Print Finishes

Design in print is one thing. But the design OF YOUR PRINT is another thing altogether. AND well worth taking a look at exploring.

Within the realms of paper finishes and print finishes there is a whole new element to design and the influence it can have over the completed job.

 A designer can and should consider the end product when developing a concept. This means more than taking into account the most appropriate paper stock. It means thinking about how a myriad of other tricks and techniques (within the budget) can be used in tandem with the graphics to meet the brief.

Our son was given an organic cotton toy that was packaged in a special brown shoe box, printed in natural ink colours and die-cut at the side to expose the logo. Everything about the packaging screamed “natural!” to me and even though it had a matt finish and was predominately brown (think paper bag), the overall impression was one of absolute quality and that the product was worth treasuring.

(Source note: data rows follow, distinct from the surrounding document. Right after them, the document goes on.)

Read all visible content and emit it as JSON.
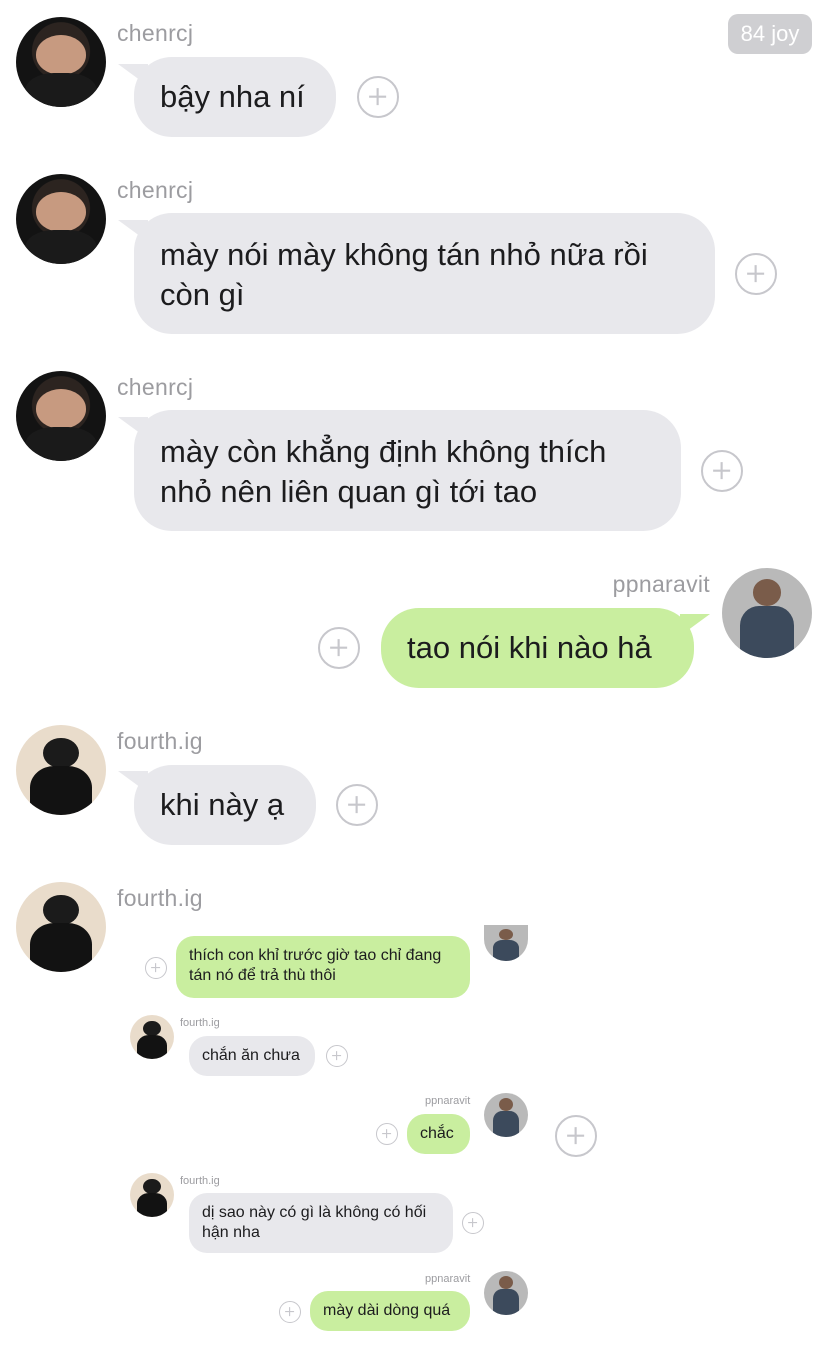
{
  "badge": {
    "text": "84 joy"
  },
  "messages": [
    {
      "user": "chenrcj",
      "text": "bậy nha ní"
    },
    {
      "user": "chenrcj",
      "lines": [
        "mày nói mày không tán nhỏ nữa rồi",
        "còn gì"
      ]
    },
    {
      "user": "chenrcj",
      "lines": [
        "mày còn khẳng định không thích",
        "nhỏ nên liên quan gì tới tao"
      ]
    },
    {
      "user": "ppnaravit",
      "text": "tao nói khi nào hả"
    },
    {
      "user": "fourth.ig",
      "text": "khi này ạ"
    },
    {
      "user": "fourth.ig"
    }
  ],
  "embedded": {
    "m1": {
      "lines": [
        "thích con khỉ trước giờ tao chỉ đang",
        "tán nó để trả thù thôi"
      ]
    },
    "m2": {
      "user": "fourth.ig",
      "text": "chắn ăn chưa"
    },
    "m3": {
      "user": "ppnaravit",
      "text": "chắc"
    },
    "m4": {
      "user": "fourth.ig",
      "lines": [
        "dị sao này có gì là không có hối",
        "hận nha"
      ]
    },
    "m5": {
      "user": "ppnaravit",
      "text": "mày dài dòng quá"
    }
  },
  "icons": {
    "add": "plus-circle-icon",
    "avatar": "avatar"
  },
  "colors": {
    "incoming": "#e8e8ec",
    "outgoing": "#c9ee9f",
    "username": "#9c9ca0"
  }
}
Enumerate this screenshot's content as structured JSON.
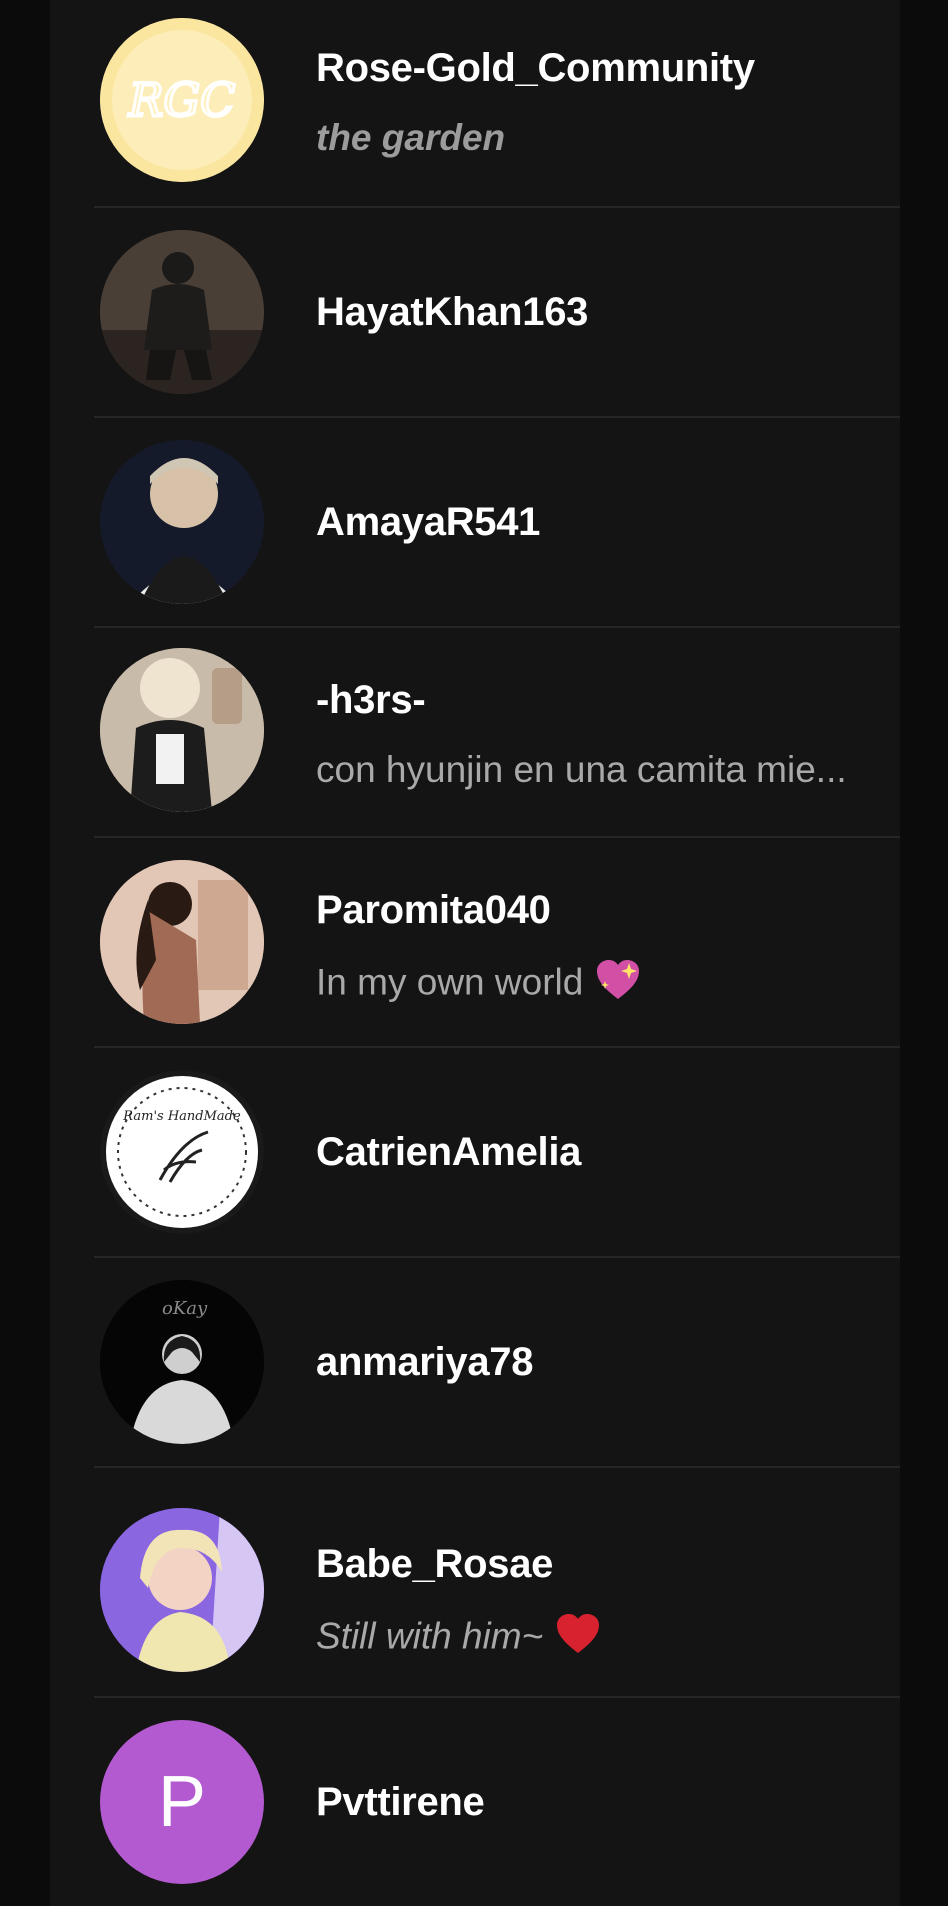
{
  "users": [
    {
      "name": "Rose-Gold_Community",
      "status": "the garden",
      "avatar_icon": "rgc-logo-avatar"
    },
    {
      "name": "HayatKhan163",
      "status": "",
      "avatar_icon": "photo-avatar"
    },
    {
      "name": "AmayaR541",
      "status": "",
      "avatar_icon": "photo-avatar"
    },
    {
      "name": "-h3rs-",
      "status": "con hyunjin en una camita mie...",
      "avatar_icon": "photo-avatar"
    },
    {
      "name": "Paromita040",
      "status": "In my own world",
      "avatar_icon": "photo-avatar",
      "status_emoji": "sparkling-heart-icon"
    },
    {
      "name": "CatrienAmelia",
      "status": "",
      "avatar_icon": "handmade-logo-avatar"
    },
    {
      "name": "anmariya78",
      "status": "",
      "avatar_icon": "photo-avatar"
    },
    {
      "name": "Babe_Rosae",
      "status": "Still with him~",
      "avatar_icon": "photo-avatar",
      "status_emoji": "red-heart-icon"
    },
    {
      "name": "Pvttirene",
      "status": "",
      "avatar_letter": "P",
      "avatar_color": "#b45ad1"
    }
  ],
  "avatar_texts": {
    "rgc": "RGC",
    "handmade": "Ram's HandMade",
    "okay": "oKay"
  },
  "colors": {
    "background": "#0b0b0b",
    "panel": "#141414",
    "divider": "#262626",
    "name_text": "#ffffff",
    "status_text": "#a9a9a9",
    "accent_purple": "#b45ad1"
  }
}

A simple business card doesn’t have to be on clean white stock like everyone elses’ UNLESS this supports how your business is positioned. Sometimes a different finish, such as an emboss or metallic for example, can set your business apart from others as well as saying more about your brand.

 

 

Targeting your brand

First, your brand won’t appeal to everybody.  Don’t worry this is a good thing;  it shouldn’t appeal to everyone, because not everyone will want to buy your products or services.  An 18-year-old boy isn’t going to buy a crotchet kit, and a 65 year old couple are highly unlikely to purchase a new wakeboard.  With this in mind, ANY time, effort or money spent marketing to these groups is completely wasted.

To increase the effectiveness of your brand and all related advertising and marketing, you need to know who your most likely customers are.  Lets be honest, you already know this… it isn’t rocket science.  It is easy to slip into the “I’ll take money from anyone” mindset (and so you should, but you shouldn’t market to them), or consider it too hard to define your core customers; I’ve been there myself.  But it is CRITICAL to the success of your brand.

Think about it.  If I told you, that you could have all the profits from any nappies you could sell to one hundred people, would you ask the first hundred people you meet? or would you do better asking the next hundred people pushing a stroller?

The more knowledge you have of who your customers are, the easier it is to target them with your branding and marketing.  You can draw better conclusions as to what they want to buy, and why.  What their likes and dislikes are, and how they want themselves to be perceived.  It also gives you an insight into what radio stations they listen to, and what newspapers and magazines they read.

Demographic information you need to know about your customers:

·        Age (range)

·        Employment – Are they management, professional, or owner

·        Location – City, town, region

·        Gender

·        Education

·        Occupation

·        Marital status

·        Ethnicity

·        Income – total household income. Can they afford your products or services

·        Family status – do they have children? What age and stage?

 

If you supply products or services to businesses, you can also collate demographic information for the businesses you deal with.  Such as:

·        Industry

·        Size of business (sales, no. employees)

·        Type of business (manufacturer, retailer, primary production)

·        Location

·        Geographic scope of the business (regional, national, international)

 

So how do you get this demographic information for your business?

 

The best way to gather demographic information is through using market research companies.  However, these can be expensive.

It is possible to do your own research: it is relatively inexpensive to run your own phone survey, or observation of your customers.  My favourite method is to ask your customers if they would be willing to complete a quick questionnaire during the purchase transaction.  You could even offer an incentive such as a prize draw, small discount (or better a bonus).